Find the lines in the records below that contain "icon", and report each of them.

Data extract:
· · · ·

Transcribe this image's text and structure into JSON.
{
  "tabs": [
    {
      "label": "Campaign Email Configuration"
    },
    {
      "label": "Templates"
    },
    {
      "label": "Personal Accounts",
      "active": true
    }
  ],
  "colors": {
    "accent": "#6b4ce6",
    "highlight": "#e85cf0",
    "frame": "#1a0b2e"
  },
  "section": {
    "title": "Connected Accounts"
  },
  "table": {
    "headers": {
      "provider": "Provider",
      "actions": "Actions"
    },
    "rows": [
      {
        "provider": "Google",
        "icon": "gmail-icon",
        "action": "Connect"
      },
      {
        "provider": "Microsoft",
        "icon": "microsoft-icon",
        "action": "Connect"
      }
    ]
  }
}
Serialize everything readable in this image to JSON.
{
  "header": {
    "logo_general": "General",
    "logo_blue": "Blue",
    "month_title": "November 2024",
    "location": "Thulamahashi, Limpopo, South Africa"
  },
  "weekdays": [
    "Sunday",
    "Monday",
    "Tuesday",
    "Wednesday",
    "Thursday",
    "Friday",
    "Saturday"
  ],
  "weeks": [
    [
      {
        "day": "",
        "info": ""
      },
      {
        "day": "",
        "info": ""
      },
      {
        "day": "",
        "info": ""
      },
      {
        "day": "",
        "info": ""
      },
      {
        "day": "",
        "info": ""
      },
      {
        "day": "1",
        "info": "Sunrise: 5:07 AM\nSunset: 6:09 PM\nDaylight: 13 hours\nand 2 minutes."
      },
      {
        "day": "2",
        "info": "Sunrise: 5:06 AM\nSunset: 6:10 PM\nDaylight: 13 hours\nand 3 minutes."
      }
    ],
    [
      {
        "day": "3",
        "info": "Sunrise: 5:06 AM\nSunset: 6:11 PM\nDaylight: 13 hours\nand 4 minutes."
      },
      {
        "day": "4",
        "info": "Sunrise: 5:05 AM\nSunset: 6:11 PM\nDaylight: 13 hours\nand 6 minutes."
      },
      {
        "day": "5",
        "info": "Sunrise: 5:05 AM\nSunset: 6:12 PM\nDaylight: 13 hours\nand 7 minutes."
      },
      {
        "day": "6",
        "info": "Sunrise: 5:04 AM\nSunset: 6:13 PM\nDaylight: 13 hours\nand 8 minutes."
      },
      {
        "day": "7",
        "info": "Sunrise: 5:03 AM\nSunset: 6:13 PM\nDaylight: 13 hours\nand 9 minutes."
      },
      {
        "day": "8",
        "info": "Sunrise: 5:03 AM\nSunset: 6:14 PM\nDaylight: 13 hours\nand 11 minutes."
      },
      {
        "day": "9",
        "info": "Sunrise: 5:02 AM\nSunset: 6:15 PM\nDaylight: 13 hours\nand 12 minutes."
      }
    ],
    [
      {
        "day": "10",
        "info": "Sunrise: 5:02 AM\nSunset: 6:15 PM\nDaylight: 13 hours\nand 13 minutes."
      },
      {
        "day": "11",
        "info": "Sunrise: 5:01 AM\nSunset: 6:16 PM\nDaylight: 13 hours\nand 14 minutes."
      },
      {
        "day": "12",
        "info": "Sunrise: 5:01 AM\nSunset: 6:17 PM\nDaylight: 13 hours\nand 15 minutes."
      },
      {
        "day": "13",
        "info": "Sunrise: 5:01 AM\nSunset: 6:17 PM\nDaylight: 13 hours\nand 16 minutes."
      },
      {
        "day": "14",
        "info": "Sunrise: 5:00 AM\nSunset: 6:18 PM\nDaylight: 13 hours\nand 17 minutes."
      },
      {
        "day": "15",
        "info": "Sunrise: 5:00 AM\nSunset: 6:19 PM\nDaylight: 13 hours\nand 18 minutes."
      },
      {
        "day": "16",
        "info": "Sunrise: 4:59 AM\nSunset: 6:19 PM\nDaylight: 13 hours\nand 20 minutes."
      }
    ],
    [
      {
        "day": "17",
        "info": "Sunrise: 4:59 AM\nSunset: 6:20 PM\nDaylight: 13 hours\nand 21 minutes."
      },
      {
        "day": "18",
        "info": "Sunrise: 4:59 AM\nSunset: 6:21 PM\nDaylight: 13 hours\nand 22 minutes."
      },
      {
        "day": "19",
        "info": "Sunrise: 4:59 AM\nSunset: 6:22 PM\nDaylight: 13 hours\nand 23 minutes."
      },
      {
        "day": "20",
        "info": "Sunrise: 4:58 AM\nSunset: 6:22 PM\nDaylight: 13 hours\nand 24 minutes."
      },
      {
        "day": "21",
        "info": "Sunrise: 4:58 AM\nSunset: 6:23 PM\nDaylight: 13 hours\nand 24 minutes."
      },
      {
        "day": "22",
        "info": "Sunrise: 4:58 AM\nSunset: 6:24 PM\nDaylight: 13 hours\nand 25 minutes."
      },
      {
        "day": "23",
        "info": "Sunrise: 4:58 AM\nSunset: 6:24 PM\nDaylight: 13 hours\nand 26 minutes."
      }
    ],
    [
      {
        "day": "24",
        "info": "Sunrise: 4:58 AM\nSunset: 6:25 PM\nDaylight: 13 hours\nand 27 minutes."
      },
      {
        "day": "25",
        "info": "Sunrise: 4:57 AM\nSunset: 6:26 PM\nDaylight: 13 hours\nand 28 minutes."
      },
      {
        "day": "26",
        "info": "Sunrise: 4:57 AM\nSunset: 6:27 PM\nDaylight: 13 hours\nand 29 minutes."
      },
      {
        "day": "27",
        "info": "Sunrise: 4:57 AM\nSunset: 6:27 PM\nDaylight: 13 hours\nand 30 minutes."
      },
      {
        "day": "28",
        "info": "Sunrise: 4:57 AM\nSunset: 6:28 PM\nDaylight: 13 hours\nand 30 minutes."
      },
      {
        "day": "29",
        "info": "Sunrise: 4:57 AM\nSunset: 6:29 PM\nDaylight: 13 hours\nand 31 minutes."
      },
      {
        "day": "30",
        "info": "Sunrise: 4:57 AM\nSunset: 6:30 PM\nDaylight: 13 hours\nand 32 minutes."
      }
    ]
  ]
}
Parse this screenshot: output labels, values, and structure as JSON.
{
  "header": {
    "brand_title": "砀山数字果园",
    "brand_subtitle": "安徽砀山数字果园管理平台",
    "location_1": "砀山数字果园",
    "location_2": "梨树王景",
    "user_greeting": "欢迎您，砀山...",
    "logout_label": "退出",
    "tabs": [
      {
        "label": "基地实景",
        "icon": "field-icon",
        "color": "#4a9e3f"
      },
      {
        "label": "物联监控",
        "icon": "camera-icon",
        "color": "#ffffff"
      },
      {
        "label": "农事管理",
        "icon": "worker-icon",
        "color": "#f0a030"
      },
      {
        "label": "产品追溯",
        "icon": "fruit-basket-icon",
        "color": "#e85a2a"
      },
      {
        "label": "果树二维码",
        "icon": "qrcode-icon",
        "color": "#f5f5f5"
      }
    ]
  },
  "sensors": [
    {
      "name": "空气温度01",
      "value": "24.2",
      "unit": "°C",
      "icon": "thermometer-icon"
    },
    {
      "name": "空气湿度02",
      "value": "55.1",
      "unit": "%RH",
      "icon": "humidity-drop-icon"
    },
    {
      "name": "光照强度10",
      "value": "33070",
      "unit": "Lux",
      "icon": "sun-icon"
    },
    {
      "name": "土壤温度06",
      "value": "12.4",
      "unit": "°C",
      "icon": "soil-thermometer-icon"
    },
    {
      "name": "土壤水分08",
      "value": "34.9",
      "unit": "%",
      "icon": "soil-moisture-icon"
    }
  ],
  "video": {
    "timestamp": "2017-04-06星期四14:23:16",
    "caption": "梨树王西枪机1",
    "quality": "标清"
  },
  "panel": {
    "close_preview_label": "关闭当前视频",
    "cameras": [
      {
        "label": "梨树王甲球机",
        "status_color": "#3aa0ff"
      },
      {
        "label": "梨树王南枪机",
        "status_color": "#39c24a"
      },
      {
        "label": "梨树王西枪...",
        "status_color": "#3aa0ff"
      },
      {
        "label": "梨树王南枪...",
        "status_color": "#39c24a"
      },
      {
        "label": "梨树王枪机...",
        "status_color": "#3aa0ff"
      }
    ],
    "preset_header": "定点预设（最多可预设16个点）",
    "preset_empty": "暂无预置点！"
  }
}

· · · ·

The completed task:
        "icon": "gmail-icon",
        "icon": "microsoft-icon",
        "icon": "field-icon",
        "icon": "camera-icon",
        "icon": "worker-icon",
        "icon": "fruit-basket-icon",
        "icon": "qrcode-icon",
      "icon": "thermometer-icon"
      "icon": "humidity-drop-icon"
      "icon": "sun-icon"
      "icon": "soil-thermometer-icon"
      "icon": "soil-moisture-icon"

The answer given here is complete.